§ **BRIEF**
Your task is to copy every line of the records below that contains "labels".

§ **DATA SECTION**
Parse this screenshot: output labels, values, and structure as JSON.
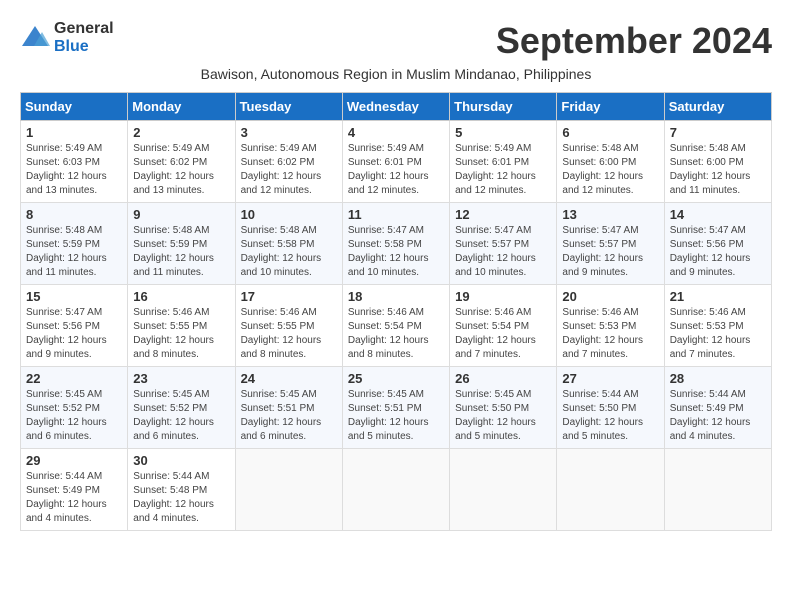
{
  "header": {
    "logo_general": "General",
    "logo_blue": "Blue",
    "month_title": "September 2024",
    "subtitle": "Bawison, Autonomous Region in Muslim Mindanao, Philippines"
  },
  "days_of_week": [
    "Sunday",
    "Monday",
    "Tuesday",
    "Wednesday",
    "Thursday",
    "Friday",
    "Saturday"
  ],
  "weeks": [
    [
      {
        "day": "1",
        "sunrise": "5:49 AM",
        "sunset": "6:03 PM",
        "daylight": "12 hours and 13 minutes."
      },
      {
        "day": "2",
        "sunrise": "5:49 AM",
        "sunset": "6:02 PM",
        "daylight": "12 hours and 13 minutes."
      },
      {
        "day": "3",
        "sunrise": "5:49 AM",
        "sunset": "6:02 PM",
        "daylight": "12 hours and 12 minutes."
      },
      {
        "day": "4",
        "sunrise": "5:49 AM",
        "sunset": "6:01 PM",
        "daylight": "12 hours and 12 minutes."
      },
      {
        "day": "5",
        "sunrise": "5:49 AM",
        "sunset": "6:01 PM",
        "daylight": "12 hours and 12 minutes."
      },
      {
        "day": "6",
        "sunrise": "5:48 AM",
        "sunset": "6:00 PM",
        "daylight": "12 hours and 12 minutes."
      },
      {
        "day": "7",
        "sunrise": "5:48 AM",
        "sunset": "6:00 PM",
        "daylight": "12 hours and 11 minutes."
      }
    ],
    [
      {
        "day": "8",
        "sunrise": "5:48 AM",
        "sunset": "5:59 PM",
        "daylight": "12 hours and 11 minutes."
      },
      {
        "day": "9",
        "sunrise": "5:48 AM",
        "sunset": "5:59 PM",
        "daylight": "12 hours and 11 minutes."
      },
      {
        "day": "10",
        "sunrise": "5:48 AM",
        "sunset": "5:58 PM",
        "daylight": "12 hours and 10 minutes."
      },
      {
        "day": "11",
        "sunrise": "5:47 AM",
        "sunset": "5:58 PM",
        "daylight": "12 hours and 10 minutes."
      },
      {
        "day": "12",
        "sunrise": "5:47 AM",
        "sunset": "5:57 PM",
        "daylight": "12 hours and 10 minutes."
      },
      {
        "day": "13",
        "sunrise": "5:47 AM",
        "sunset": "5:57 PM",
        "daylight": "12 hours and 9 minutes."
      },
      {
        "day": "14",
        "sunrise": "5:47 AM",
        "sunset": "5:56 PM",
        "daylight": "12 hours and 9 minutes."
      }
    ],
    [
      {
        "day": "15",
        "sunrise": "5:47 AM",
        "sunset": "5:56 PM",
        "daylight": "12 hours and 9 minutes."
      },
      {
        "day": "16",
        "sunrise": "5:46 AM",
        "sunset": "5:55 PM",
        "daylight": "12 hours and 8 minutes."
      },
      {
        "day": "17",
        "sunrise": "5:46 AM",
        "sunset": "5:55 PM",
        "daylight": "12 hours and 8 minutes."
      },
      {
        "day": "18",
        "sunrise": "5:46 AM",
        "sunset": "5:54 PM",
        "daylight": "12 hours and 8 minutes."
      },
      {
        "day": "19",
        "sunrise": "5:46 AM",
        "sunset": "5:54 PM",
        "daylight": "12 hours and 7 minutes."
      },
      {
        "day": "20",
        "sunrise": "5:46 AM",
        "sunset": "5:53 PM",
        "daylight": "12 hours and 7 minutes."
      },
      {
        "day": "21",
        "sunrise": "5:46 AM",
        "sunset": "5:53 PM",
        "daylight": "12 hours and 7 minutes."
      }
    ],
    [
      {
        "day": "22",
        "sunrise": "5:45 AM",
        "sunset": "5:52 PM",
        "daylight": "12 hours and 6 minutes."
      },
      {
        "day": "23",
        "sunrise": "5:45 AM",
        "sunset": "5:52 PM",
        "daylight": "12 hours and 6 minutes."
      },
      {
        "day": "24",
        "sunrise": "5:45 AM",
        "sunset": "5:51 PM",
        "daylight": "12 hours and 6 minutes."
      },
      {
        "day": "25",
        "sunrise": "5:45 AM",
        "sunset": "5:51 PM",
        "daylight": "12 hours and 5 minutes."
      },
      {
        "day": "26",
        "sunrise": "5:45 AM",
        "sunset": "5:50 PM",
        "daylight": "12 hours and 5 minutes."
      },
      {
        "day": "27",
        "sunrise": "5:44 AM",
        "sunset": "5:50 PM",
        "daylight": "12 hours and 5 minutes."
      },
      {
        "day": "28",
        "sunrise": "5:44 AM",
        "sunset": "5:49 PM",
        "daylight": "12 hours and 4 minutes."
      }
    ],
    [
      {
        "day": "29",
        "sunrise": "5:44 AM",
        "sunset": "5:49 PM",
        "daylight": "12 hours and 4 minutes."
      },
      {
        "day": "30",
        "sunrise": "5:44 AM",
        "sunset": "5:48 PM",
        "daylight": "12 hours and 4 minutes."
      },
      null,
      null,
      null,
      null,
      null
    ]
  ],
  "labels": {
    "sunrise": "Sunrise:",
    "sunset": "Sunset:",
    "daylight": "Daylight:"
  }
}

§ **WRITTEN SOLUTION**
Parse this screenshot: output labels, values, and structure as JSON.
  "labels": {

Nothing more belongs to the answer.